Dataset rows for apps and sites

◇ ◇ ◇ ◇ ◇

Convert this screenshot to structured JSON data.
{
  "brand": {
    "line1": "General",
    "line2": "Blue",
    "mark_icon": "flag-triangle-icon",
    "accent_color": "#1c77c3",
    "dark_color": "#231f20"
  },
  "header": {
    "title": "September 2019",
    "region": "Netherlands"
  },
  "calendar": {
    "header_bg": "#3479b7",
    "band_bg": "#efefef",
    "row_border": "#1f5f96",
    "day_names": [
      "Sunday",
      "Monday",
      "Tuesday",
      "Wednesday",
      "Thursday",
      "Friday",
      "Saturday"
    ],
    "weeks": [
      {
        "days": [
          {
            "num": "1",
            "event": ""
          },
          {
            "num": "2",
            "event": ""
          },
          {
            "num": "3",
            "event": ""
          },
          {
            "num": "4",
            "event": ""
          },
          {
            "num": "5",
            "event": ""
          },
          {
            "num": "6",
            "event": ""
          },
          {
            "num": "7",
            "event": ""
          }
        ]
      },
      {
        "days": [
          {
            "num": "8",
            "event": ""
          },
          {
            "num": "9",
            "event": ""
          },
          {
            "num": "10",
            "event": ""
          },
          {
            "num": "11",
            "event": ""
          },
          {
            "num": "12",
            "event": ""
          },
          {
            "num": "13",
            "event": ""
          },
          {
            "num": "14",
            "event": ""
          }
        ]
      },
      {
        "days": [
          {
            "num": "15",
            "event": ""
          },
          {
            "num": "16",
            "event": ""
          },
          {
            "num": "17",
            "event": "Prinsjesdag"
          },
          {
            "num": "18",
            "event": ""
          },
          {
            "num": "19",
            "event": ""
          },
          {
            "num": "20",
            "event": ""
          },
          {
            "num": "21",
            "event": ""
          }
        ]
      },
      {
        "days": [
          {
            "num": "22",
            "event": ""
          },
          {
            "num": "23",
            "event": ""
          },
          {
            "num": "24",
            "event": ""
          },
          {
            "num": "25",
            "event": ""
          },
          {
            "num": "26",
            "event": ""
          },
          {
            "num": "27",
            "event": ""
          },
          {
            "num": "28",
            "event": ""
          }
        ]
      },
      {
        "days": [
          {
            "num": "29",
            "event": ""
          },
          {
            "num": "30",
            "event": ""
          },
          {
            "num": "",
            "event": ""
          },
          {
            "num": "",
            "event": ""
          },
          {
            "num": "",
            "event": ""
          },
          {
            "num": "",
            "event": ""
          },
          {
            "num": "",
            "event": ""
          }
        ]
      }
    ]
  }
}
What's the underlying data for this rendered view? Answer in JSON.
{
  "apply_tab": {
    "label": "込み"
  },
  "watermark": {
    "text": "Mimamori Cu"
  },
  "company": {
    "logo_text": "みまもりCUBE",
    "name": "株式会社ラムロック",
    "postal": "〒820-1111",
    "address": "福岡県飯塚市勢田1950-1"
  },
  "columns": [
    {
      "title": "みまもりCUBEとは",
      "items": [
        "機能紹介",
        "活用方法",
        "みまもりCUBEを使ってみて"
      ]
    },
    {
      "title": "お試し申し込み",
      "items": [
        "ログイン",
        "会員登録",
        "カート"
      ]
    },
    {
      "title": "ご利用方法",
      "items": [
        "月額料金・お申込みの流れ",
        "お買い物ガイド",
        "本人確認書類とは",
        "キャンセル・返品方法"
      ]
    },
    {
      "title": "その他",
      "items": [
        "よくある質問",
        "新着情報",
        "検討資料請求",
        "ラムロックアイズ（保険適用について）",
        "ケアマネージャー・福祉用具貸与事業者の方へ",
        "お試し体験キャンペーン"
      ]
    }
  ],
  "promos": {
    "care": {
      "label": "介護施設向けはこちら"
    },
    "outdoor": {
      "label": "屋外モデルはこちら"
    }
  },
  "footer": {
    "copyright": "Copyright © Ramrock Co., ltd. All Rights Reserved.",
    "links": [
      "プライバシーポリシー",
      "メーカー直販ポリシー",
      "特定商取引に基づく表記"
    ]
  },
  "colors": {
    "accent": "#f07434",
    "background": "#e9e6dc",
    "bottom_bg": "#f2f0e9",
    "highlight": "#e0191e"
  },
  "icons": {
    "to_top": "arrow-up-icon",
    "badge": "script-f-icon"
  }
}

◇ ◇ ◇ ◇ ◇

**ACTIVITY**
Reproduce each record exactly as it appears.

**SOLUTION TO THE EXERCISE**
Convert this screenshot to structured JSON data.
{
  "brand": {
    "line1": "General",
    "line2": "Blue",
    "mark_icon": "flag-triangle-icon",
    "accent_color": "#1c77c3",
    "dark_color": "#231f20"
  },
  "header": {
    "title": "September 2019",
    "region": "Netherlands"
  },
  "calendar": {
    "header_bg": "#3479b7",
    "band_bg": "#efefef",
    "row_border": "#1f5f96",
    "day_names": [
      "Sunday",
      "Monday",
      "Tuesday",
      "Wednesday",
      "Thursday",
      "Friday",
      "Saturday"
    ],
    "weeks": [
      {
        "days": [
          {
            "num": "1",
            "event": ""
          },
          {
            "num": "2",
            "event": ""
          },
          {
            "num": "3",
            "event": ""
          },
          {
            "num": "4",
            "event": ""
          },
          {
            "num": "5",
            "event": ""
          },
          {
            "num": "6",
            "event": ""
          },
          {
            "num": "7",
            "event": ""
          }
        ]
      },
      {
        "days": [
          {
            "num": "8",
            "event": ""
          },
          {
            "num": "9",
            "event": ""
          },
          {
            "num": "10",
            "event": ""
          },
          {
            "num": "11",
            "event": ""
          },
          {
            "num": "12",
            "event": ""
          },
          {
            "num": "13",
            "event": ""
          },
          {
            "num": "14",
            "event": ""
          }
        ]
      },
      {
        "days": [
          {
            "num": "15",
            "event": ""
          },
          {
            "num": "16",
            "event": ""
          },
          {
            "num": "17",
            "event": "Prinsjesdag"
          },
          {
            "num": "18",
            "event": ""
          },
          {
            "num": "19",
            "event": ""
          },
          {
            "num": "20",
            "event": ""
          },
          {
            "num": "21",
            "event": ""
          }
        ]
      },
      {
        "days": [
          {
            "num": "22",
            "event": ""
          },
          {
            "num": "23",
            "event": ""
          },
          {
            "num": "24",
            "event": ""
          },
          {
            "num": "25",
            "event": ""
          },
          {
            "num": "26",
            "event": ""
          },
          {
            "num": "27",
            "event": ""
          },
          {
            "num": "28",
            "event": ""
          }
        ]
      },
      {
        "days": [
          {
            "num": "29",
            "event": ""
          },
          {
            "num": "30",
            "event": ""
          },
          {
            "num": "",
            "event": ""
          },
          {
            "num": "",
            "event": ""
          },
          {
            "num": "",
            "event": ""
          },
          {
            "num": "",
            "event": ""
          },
          {
            "num": "",
            "event": ""
          }
        ]
      }
    ]
  }
}
What's the underlying data for this rendered view? Answer in JSON.
{
  "apply_tab": {
    "label": "込み"
  },
  "watermark": {
    "text": "Mimamori Cu"
  },
  "company": {
    "logo_text": "みまもりCUBE",
    "name": "株式会社ラムロック",
    "postal": "〒820-1111",
    "address": "福岡県飯塚市勢田1950-1"
  },
  "columns": [
    {
      "title": "みまもりCUBEとは",
      "items": [
        "機能紹介",
        "活用方法",
        "みまもりCUBEを使ってみて"
      ]
    },
    {
      "title": "お試し申し込み",
      "items": [
        "ログイン",
        "会員登録",
        "カート"
      ]
    },
    {
      "title": "ご利用方法",
      "items": [
        "月額料金・お申込みの流れ",
        "お買い物ガイド",
        "本人確認書類とは",
        "キャンセル・返品方法"
      ]
    },
    {
      "title": "その他",
      "items": [
        "よくある質問",
        "新着情報",
        "検討資料請求",
        "ラムロックアイズ（保険適用について）",
        "ケアマネージャー・福祉用具貸与事業者の方へ",
        "お試し体験キャンペーン"
      ]
    }
  ],
  "promos": {
    "care": {
      "label": "介護施設向けはこちら"
    },
    "outdoor": {
      "label": "屋外モデルはこちら"
    }
  },
  "footer": {
    "copyright": "Copyright © Ramrock Co., ltd. All Rights Reserved.",
    "links": [
      "プライバシーポリシー",
      "メーカー直販ポリシー",
      "特定商取引に基づく表記"
    ]
  },
  "colors": {
    "accent": "#f07434",
    "background": "#e9e6dc",
    "bottom_bg": "#f2f0e9",
    "highlight": "#e0191e"
  },
  "icons": {
    "to_top": "arrow-up-icon",
    "badge": "script-f-icon"
  }
}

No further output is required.